*WHAT THE EXERCISE ASKS*
All the lines below need to be output exactly, apart from any images.

Website and app data records
+ + + + + + +
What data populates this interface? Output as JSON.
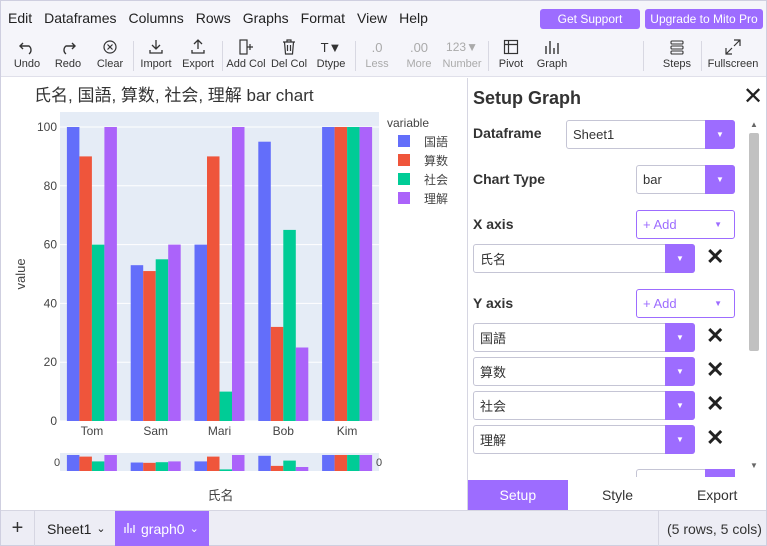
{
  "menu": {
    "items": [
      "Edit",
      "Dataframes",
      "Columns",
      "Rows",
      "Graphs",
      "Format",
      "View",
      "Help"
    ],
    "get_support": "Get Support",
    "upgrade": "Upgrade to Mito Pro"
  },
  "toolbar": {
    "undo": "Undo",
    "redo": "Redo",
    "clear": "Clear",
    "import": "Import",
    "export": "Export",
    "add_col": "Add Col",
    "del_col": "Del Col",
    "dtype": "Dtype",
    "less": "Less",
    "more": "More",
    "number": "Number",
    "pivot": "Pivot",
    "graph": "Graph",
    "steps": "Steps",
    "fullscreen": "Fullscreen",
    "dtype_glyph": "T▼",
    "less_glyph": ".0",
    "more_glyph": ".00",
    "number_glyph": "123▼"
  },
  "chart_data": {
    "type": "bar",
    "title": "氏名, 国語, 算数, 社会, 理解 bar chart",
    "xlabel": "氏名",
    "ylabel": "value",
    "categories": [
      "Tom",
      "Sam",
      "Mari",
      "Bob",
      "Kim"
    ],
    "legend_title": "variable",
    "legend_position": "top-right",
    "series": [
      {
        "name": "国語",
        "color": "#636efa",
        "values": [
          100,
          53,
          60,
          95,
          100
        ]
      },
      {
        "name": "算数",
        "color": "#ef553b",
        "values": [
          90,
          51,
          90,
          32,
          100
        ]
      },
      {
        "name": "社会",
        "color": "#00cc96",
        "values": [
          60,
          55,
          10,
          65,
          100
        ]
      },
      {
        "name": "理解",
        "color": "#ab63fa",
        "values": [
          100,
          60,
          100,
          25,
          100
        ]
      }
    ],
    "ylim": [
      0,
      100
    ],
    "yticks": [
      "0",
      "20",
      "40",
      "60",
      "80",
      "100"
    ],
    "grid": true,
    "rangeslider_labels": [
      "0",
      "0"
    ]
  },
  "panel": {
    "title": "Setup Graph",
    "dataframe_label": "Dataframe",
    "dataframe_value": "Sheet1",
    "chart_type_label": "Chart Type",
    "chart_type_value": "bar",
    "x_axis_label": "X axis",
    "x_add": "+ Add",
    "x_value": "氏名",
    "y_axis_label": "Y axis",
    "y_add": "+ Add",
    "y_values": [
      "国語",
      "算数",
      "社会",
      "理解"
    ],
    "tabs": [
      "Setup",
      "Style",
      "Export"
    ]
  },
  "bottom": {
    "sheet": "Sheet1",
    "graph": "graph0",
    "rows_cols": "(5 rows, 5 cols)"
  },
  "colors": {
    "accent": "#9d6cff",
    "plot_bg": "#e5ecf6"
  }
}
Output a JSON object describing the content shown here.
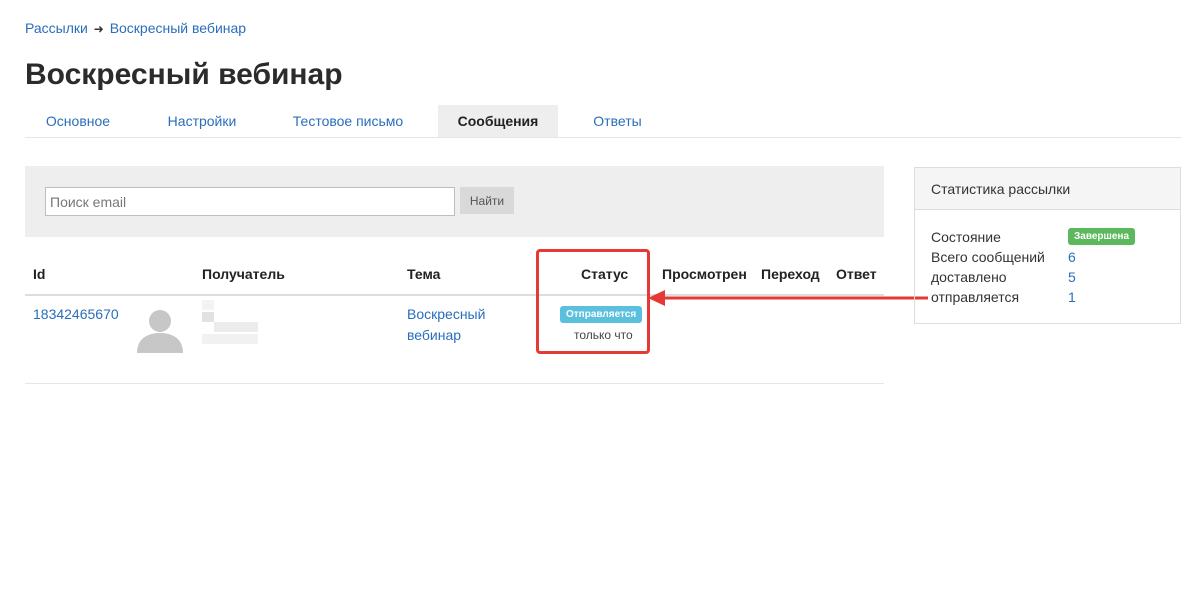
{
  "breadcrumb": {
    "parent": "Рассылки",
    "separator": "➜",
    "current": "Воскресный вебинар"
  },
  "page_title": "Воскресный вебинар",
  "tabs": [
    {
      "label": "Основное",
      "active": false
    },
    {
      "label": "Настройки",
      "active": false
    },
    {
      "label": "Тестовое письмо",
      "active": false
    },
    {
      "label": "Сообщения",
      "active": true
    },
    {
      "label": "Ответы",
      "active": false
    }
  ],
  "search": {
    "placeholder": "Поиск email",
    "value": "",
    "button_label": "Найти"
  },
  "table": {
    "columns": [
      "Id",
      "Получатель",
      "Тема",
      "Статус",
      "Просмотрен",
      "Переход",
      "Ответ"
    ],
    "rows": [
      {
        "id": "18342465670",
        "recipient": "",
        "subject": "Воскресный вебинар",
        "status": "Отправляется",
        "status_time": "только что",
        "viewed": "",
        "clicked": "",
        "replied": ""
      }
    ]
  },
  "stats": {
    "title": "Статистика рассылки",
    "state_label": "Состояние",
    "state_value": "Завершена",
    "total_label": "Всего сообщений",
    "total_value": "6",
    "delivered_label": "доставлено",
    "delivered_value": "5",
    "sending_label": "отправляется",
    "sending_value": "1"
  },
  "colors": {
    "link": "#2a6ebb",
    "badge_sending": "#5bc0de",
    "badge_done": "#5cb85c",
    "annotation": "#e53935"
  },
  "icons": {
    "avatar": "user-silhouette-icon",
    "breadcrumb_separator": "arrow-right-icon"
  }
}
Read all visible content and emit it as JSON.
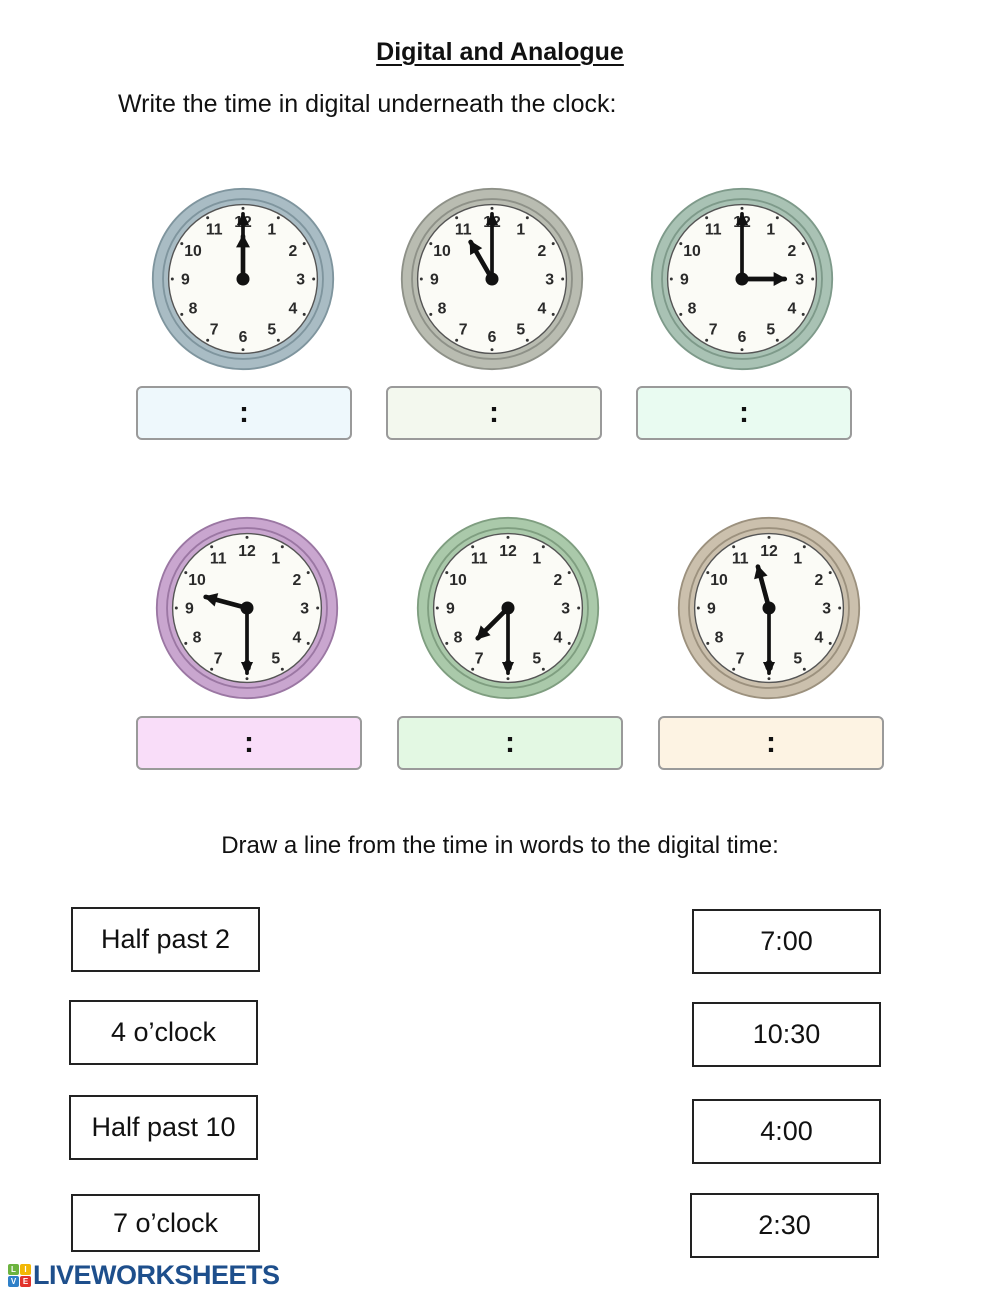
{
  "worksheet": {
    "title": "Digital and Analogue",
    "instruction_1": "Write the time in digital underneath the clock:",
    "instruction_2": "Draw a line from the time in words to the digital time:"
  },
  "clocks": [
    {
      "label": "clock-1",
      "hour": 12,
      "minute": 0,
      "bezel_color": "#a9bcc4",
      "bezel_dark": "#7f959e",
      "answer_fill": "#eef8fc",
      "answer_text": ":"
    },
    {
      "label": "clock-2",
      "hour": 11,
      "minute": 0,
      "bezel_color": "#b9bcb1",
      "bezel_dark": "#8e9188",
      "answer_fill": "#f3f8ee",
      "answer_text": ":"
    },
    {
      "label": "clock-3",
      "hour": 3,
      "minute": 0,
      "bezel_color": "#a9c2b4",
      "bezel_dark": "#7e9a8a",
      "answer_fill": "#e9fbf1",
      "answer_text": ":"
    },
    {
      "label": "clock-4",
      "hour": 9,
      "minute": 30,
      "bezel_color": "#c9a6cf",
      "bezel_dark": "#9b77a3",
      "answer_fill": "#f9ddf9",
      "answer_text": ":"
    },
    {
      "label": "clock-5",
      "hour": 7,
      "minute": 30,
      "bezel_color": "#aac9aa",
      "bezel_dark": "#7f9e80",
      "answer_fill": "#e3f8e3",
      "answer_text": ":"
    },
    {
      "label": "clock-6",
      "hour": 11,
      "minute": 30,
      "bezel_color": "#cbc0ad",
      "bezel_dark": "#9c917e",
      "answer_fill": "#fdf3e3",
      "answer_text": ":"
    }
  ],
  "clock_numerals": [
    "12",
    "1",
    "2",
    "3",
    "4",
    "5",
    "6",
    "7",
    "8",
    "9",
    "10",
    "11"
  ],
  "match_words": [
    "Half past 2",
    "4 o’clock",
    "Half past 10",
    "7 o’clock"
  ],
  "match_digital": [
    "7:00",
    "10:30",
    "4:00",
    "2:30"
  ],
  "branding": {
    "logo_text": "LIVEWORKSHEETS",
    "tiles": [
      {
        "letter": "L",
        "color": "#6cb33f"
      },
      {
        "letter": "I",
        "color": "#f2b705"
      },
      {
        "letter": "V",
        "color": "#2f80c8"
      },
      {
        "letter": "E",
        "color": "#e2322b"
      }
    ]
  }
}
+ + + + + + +
*SOLVED PROBLEM*
What data populates this interface? Output as JSON.
{
  "menu": {
    "items": [
      "Edit",
      "Dataframes",
      "Columns",
      "Rows",
      "Graphs",
      "Format",
      "View",
      "Help"
    ],
    "get_support": "Get Support",
    "upgrade": "Upgrade to Mito Pro"
  },
  "toolbar": {
    "undo": "Undo",
    "redo": "Redo",
    "clear": "Clear",
    "import": "Import",
    "export": "Export",
    "add_col": "Add Col",
    "del_col": "Del Col",
    "dtype": "Dtype",
    "less": "Less",
    "more": "More",
    "number": "Number",
    "pivot": "Pivot",
    "graph": "Graph",
    "steps": "Steps",
    "fullscreen": "Fullscreen",
    "dtype_glyph": "T▼",
    "less_glyph": ".0",
    "more_glyph": ".00",
    "number_glyph": "123▼"
  },
  "chart_data": {
    "type": "bar",
    "title": "氏名, 国語, 算数, 社会, 理解 bar chart",
    "xlabel": "氏名",
    "ylabel": "value",
    "categories": [
      "Tom",
      "Sam",
      "Mari",
      "Bob",
      "Kim"
    ],
    "legend_title": "variable",
    "legend_position": "top-right",
    "series": [
      {
        "name": "国語",
        "color": "#636efa",
        "values": [
          100,
          53,
          60,
          95,
          100
        ]
      },
      {
        "name": "算数",
        "color": "#ef553b",
        "values": [
          90,
          51,
          90,
          32,
          100
        ]
      },
      {
        "name": "社会",
        "color": "#00cc96",
        "values": [
          60,
          55,
          10,
          65,
          100
        ]
      },
      {
        "name": "理解",
        "color": "#ab63fa",
        "values": [
          100,
          60,
          100,
          25,
          100
        ]
      }
    ],
    "ylim": [
      0,
      100
    ],
    "yticks": [
      "0",
      "20",
      "40",
      "60",
      "80",
      "100"
    ],
    "grid": true,
    "rangeslider_labels": [
      "0",
      "0"
    ]
  },
  "panel": {
    "title": "Setup Graph",
    "dataframe_label": "Dataframe",
    "dataframe_value": "Sheet1",
    "chart_type_label": "Chart Type",
    "chart_type_value": "bar",
    "x_axis_label": "X axis",
    "x_add": "+ Add",
    "x_value": "氏名",
    "y_axis_label": "Y axis",
    "y_add": "+ Add",
    "y_values": [
      "国語",
      "算数",
      "社会",
      "理解"
    ],
    "tabs": [
      "Setup",
      "Style",
      "Export"
    ]
  },
  "bottom": {
    "sheet": "Sheet1",
    "graph": "graph0",
    "rows_cols": "(5 rows, 5 cols)"
  },
  "colors": {
    "accent": "#9d6cff",
    "plot_bg": "#e5ecf6"
  }
}
Output a JSON object describing the content shown here.
{
  "breadcrumb": {
    "parent": "Рассылки",
    "separator": "➜",
    "current": "Воскресный вебинар"
  },
  "page_title": "Воскресный вебинар",
  "tabs": [
    {
      "label": "Основное",
      "active": false
    },
    {
      "label": "Настройки",
      "active": false
    },
    {
      "label": "Тестовое письмо",
      "active": false
    },
    {
      "label": "Сообщения",
      "active": true
    },
    {
      "label": "Ответы",
      "active": false
    }
  ],
  "search": {
    "placeholder": "Поиск email",
    "value": "",
    "button_label": "Найти"
  },
  "table": {
    "columns": [
      "Id",
      "Получатель",
      "Тема",
      "Статус",
      "Просмотрен",
      "Переход",
      "Ответ"
    ],
    "rows": [
      {
        "id": "18342465670",
        "recipient": "",
        "subject": "Воскресный вебинар",
        "status": "Отправляется",
        "status_time": "только что",
        "viewed": "",
        "clicked": "",
        "replied": ""
      }
    ]
  },
  "stats": {
    "title": "Статистика рассылки",
    "state_label": "Состояние",
    "state_value": "Завершена",
    "total_label": "Всего сообщений",
    "total_value": "6",
    "delivered_label": "доставлено",
    "delivered_value": "5",
    "sending_label": "отправляется",
    "sending_value": "1"
  },
  "colors": {
    "link": "#2a6ebb",
    "badge_sending": "#5bc0de",
    "badge_done": "#5cb85c",
    "annotation": "#e53935"
  },
  "icons": {
    "avatar": "user-silhouette-icon",
    "breadcrumb_separator": "arrow-right-icon"
  }
}
Read all visible content and emit it as JSON.
{
  "worksheet": {
    "title": "Digital and Analogue",
    "instruction_1": "Write the time in digital underneath the clock:",
    "instruction_2": "Draw a line from the time in words to the digital time:"
  },
  "clocks": [
    {
      "label": "clock-1",
      "hour": 12,
      "minute": 0,
      "bezel_color": "#a9bcc4",
      "bezel_dark": "#7f959e",
      "answer_fill": "#eef8fc",
      "answer_text": ":"
    },
    {
      "label": "clock-2",
      "hour": 11,
      "minute": 0,
      "bezel_color": "#b9bcb1",
      "bezel_dark": "#8e9188",
      "answer_fill": "#f3f8ee",
      "answer_text": ":"
    },
    {
      "label": "clock-3",
      "hour": 3,
      "minute": 0,
      "bezel_color": "#a9c2b4",
      "bezel_dark": "#7e9a8a",
      "answer_fill": "#e9fbf1",
      "answer_text": ":"
    },
    {
      "label": "clock-4",
      "hour": 9,
      "minute": 30,
      "bezel_color": "#c9a6cf",
      "bezel_dark": "#9b77a3",
      "answer_fill": "#f9ddf9",
      "answer_text": ":"
    },
    {
      "label": "clock-5",
      "hour": 7,
      "minute": 30,
      "bezel_color": "#aac9aa",
      "bezel_dark": "#7f9e80",
      "answer_fill": "#e3f8e3",
      "answer_text": ":"
    },
    {
      "label": "clock-6",
      "hour": 11,
      "minute": 30,
      "bezel_color": "#cbc0ad",
      "bezel_dark": "#9c917e",
      "answer_fill": "#fdf3e3",
      "answer_text": ":"
    }
  ],
  "clock_numerals": [
    "12",
    "1",
    "2",
    "3",
    "4",
    "5",
    "6",
    "7",
    "8",
    "9",
    "10",
    "11"
  ],
  "match_words": [
    "Half past 2",
    "4 o’clock",
    "Half past 10",
    "7 o’clock"
  ],
  "match_digital": [
    "7:00",
    "10:30",
    "4:00",
    "2:30"
  ],
  "branding": {
    "logo_text": "LIVEWORKSHEETS",
    "tiles": [
      {
        "letter": "L",
        "color": "#6cb33f"
      },
      {
        "letter": "I",
        "color": "#f2b705"
      },
      {
        "letter": "V",
        "color": "#2f80c8"
      },
      {
        "letter": "E",
        "color": "#e2322b"
      }
    ]
  }
}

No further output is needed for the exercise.